### Items from a data source
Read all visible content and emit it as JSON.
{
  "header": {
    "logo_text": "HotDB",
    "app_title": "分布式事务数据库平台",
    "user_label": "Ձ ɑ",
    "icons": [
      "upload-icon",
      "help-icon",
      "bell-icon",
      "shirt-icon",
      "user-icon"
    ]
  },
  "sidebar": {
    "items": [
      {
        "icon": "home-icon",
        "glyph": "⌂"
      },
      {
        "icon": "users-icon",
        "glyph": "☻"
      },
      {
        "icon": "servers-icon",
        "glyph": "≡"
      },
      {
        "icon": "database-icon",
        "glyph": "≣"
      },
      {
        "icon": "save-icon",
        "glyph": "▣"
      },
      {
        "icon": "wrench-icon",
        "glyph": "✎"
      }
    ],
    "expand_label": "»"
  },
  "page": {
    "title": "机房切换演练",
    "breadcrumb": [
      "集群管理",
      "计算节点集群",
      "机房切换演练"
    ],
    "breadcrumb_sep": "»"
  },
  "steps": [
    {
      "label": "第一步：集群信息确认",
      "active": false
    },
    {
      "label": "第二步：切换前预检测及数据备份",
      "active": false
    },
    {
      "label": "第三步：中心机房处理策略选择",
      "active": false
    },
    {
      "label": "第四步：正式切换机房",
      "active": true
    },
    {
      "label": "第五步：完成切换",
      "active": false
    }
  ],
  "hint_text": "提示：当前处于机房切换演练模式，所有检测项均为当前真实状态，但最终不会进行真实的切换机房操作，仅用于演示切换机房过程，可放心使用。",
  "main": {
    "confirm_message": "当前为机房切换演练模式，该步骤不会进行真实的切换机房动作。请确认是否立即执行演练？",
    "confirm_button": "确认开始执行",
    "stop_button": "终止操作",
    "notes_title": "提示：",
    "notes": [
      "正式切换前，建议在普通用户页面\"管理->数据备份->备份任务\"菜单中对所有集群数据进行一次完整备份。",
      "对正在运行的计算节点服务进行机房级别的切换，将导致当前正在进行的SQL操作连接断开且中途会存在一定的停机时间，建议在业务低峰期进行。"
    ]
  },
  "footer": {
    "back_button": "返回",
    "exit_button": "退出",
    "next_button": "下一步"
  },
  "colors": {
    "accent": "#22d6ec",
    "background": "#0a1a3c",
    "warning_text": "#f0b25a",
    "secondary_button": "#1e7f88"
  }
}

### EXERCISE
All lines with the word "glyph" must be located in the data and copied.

### RESPONSE AREA
        "glyph": "⌂"
        "glyph": "☻"
        "glyph": "≡"
        "glyph": "≣"
        "glyph": "▣"
        "glyph": "✎"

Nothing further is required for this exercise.